## PROBLEM DESCRIPTION
The output should be every line below that includes the word "context".

START SOURCE INFORMATION

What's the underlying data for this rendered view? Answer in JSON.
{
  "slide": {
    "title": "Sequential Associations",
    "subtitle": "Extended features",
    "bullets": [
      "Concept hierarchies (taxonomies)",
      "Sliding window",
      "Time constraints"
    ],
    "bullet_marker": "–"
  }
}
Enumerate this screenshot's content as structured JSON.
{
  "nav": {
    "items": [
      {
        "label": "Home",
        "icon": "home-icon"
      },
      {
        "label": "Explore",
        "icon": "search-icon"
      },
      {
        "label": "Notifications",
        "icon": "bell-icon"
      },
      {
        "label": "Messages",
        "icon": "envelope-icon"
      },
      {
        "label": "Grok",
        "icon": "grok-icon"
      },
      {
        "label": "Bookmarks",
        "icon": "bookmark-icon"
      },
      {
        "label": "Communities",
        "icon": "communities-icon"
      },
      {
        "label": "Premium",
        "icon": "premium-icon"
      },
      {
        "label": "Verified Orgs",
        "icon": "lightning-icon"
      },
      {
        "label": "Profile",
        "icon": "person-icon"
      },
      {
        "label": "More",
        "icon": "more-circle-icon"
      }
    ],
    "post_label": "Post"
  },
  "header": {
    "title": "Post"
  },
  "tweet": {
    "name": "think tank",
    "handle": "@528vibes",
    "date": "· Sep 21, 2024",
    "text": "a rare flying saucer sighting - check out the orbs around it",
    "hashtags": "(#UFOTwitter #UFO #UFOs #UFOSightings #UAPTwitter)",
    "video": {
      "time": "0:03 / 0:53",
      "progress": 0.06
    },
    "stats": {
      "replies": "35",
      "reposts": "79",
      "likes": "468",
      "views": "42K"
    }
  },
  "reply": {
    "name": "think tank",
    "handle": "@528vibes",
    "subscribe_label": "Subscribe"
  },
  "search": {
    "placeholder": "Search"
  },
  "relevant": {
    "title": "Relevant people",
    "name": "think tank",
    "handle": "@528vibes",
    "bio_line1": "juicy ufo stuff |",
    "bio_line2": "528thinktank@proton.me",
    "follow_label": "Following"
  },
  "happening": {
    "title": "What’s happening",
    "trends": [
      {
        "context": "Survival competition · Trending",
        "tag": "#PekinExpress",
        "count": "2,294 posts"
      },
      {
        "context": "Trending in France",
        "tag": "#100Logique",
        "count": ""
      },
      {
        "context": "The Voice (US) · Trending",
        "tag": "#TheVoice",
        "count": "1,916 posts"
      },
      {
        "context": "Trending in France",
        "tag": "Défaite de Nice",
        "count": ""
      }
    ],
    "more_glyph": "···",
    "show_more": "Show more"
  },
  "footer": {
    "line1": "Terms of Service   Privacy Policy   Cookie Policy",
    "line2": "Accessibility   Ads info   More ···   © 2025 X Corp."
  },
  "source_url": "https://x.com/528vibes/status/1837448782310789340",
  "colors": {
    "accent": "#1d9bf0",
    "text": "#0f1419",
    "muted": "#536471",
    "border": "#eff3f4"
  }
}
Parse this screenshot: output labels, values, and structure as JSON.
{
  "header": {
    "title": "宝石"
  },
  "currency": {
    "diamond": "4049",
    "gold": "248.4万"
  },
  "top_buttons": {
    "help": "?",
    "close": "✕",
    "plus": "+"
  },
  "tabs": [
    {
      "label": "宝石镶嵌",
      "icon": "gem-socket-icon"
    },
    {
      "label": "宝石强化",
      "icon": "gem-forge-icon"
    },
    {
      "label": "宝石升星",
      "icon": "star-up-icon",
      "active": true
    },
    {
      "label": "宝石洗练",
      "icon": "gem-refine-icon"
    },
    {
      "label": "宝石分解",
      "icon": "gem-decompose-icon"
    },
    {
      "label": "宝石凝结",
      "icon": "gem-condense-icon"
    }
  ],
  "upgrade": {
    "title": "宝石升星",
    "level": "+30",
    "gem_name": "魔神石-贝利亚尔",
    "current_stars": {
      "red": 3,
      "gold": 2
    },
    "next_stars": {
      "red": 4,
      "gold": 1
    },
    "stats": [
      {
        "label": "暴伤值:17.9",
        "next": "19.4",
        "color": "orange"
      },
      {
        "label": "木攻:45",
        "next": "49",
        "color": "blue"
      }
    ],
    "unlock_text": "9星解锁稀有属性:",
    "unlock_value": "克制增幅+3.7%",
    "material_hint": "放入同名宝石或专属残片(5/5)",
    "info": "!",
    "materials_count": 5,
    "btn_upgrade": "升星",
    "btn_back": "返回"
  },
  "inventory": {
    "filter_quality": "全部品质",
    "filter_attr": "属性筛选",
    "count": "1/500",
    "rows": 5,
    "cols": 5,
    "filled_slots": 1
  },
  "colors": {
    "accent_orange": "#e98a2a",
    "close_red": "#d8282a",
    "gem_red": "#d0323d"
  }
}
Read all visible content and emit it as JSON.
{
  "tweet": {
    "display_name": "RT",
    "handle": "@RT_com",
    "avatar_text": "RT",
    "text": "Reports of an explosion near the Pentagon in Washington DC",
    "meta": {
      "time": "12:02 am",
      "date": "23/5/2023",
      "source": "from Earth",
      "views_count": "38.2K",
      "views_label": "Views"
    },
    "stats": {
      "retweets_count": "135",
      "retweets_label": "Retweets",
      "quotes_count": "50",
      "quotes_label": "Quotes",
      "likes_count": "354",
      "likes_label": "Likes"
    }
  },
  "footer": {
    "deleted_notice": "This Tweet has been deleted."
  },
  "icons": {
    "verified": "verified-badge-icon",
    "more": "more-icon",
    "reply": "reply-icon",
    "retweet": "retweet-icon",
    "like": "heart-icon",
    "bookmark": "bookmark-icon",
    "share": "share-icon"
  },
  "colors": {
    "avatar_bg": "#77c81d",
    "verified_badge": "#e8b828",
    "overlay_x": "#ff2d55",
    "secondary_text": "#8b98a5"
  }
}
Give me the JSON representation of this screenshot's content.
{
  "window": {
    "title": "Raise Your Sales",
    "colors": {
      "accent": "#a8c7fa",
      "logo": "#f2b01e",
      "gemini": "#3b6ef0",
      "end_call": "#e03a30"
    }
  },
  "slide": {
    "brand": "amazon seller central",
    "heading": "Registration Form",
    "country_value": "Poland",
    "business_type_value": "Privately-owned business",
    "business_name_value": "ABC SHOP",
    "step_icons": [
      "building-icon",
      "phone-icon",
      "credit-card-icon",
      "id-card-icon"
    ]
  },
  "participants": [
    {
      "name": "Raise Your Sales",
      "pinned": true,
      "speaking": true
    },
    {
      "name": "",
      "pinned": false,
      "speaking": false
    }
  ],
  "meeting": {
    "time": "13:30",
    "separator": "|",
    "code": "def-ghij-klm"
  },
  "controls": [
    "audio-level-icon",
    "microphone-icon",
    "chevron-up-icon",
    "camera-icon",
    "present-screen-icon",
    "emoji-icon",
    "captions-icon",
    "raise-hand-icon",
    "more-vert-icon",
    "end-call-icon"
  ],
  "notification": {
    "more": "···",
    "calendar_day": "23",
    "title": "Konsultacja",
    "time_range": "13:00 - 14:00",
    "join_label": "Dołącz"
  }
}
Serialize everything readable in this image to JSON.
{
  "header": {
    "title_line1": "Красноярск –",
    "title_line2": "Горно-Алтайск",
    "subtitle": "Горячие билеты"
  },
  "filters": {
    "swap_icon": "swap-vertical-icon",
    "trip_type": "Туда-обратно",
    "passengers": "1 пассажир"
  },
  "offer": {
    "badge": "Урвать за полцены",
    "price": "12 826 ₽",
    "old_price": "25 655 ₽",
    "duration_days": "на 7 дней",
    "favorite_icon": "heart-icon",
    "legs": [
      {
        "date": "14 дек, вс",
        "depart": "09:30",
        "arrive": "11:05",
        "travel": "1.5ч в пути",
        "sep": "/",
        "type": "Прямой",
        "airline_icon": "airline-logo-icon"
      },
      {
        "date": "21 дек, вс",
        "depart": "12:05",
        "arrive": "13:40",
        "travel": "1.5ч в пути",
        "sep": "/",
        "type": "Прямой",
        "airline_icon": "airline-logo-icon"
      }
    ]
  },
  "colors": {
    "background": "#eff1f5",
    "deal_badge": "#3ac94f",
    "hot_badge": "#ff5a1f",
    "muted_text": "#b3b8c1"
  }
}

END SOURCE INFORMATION

## SOLUTION FOR THIS EXERCISE
        "context": "Survival competition · Trending",
        "context": "Trending in France",
        "context": "The Voice (US) · Trending",
        "context": "Trending in France",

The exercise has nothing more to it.